**What you are asked to do:**
In the data that follows, count every line holding the string "alice" and give the count alone.

Dataset records:
+ + + + + + +
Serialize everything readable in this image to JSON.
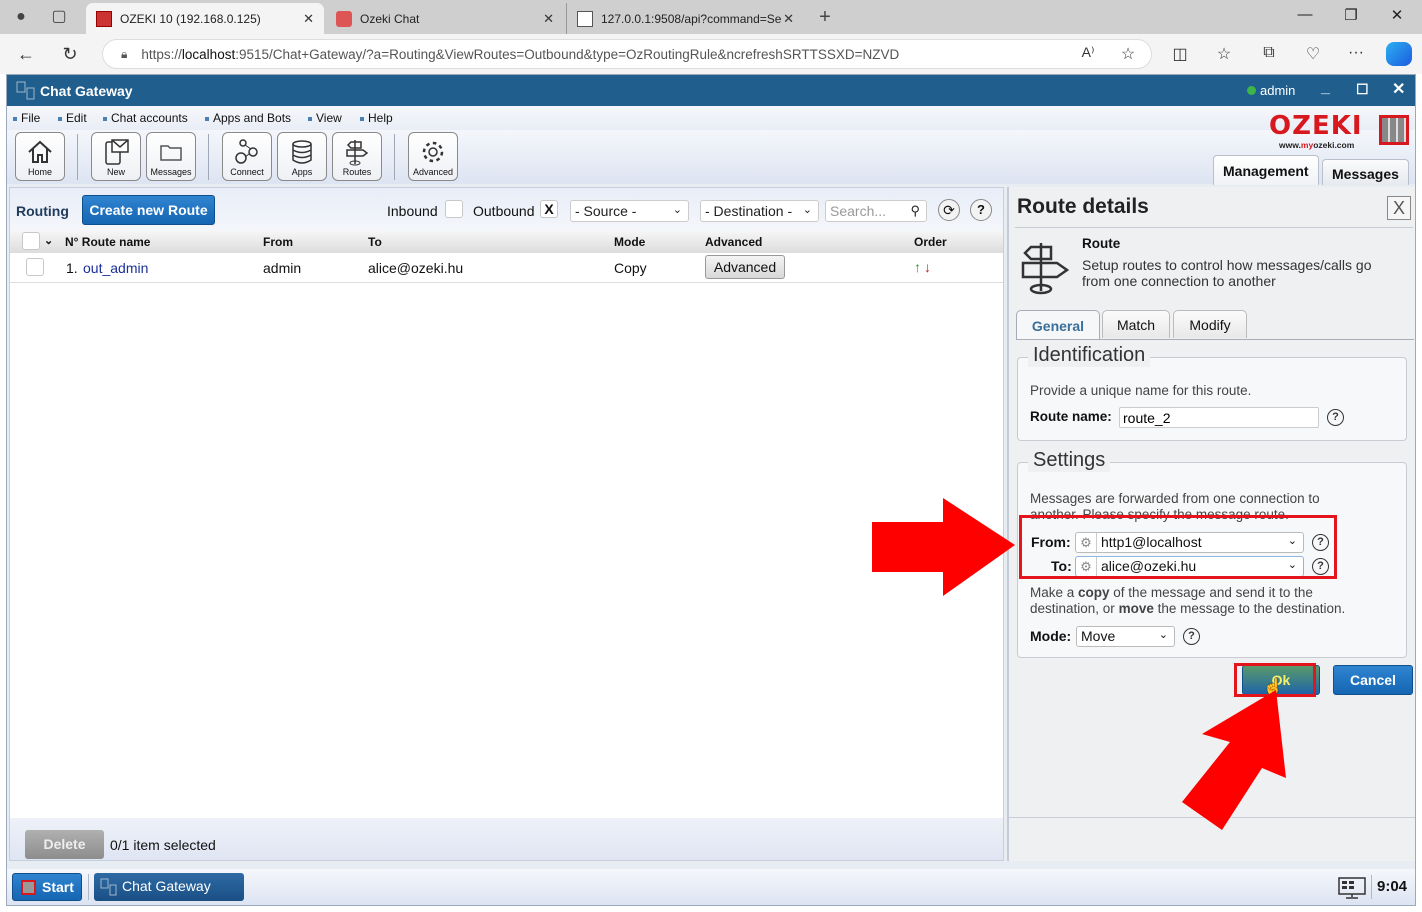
{
  "browser": {
    "tabs": [
      {
        "title": "OZEKI 10 (192.168.0.125)",
        "active": true
      },
      {
        "title": "Ozeki Chat",
        "active": false
      },
      {
        "title": "127.0.0.1:9508/api?command=Se",
        "active": false
      }
    ],
    "url_prefix": "https://",
    "url_host": "localhost",
    "url_rest": ":9515/Chat+Gateway/?a=Routing&ViewRoutes=Outbound&type=OzRoutingRule&ncrefreshSRTTSSXD=NZVD"
  },
  "app": {
    "title": "Chat Gateway",
    "user": "admin",
    "menu": [
      "File",
      "Edit",
      "Chat accounts",
      "Apps and Bots",
      "View",
      "Help"
    ],
    "toolbar": [
      {
        "label": "Home",
        "icon": "home-icon"
      },
      {
        "label": "New",
        "icon": "new-message-icon"
      },
      {
        "label": "Messages",
        "icon": "folder-icon"
      },
      {
        "label": "Connect",
        "icon": "connect-icon"
      },
      {
        "label": "Apps",
        "icon": "database-icon"
      },
      {
        "label": "Routes",
        "icon": "signpost-icon"
      },
      {
        "label": "Advanced",
        "icon": "gear-icon"
      }
    ],
    "logo_text": "OZEKI",
    "logo_url_pre": "www.",
    "logo_url_my": "my",
    "logo_url_post": "ozeki.com",
    "right_tabs": [
      "Management",
      "Messages"
    ]
  },
  "routing": {
    "label": "Routing",
    "create_button": "Create new Route",
    "inbound_label": "Inbound",
    "outbound_label": "Outbound",
    "outbound_mark": "X",
    "source_select": "- Source -",
    "destination_select": "- Destination -",
    "search_placeholder": "Search...",
    "columns": [
      "N° Route name",
      "From",
      "To",
      "Mode",
      "Advanced",
      "Order"
    ],
    "rows": [
      {
        "num": "1.",
        "name": "out_admin",
        "from": "admin",
        "to": "alice@ozeki.hu",
        "mode": "Copy",
        "advanced": "Advanced"
      }
    ],
    "delete_button": "Delete",
    "selection_status": "0/1 item selected"
  },
  "details": {
    "title": "Route details",
    "close": "X",
    "heading": "Route",
    "description": "Setup routes to control how messages/calls go from one connection to another",
    "tabs": [
      "General",
      "Match",
      "Modify"
    ],
    "identification": {
      "legend": "Identification",
      "text": "Provide a unique name for this route.",
      "name_label": "Route name:",
      "name_value": "route_2"
    },
    "settings": {
      "legend": "Settings",
      "text": "Messages are forwarded from one connection to another. Please specify the message route.",
      "from_label": "From:",
      "from_value": "http1@localhost",
      "to_label": "To:",
      "to_value": "alice@ozeki.hu",
      "mode_text_1": "Make a ",
      "mode_text_copy": "copy",
      "mode_text_2": " of the message and send it to the destination, or ",
      "mode_text_move": "move",
      "mode_text_3": " the message to the destination.",
      "mode_label": "Mode:",
      "mode_value": "Move"
    },
    "ok_button": "Ok",
    "cancel_button": "Cancel"
  },
  "taskbar": {
    "start": "Start",
    "app": "Chat Gateway",
    "clock": "9:04"
  },
  "colors": {
    "titlebar": "#1f5e8d",
    "accent_blue": "#1565b2",
    "highlight_red": "#e3141b",
    "logo_red": "#d7191f"
  }
}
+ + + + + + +
**Result for this exercise:**
2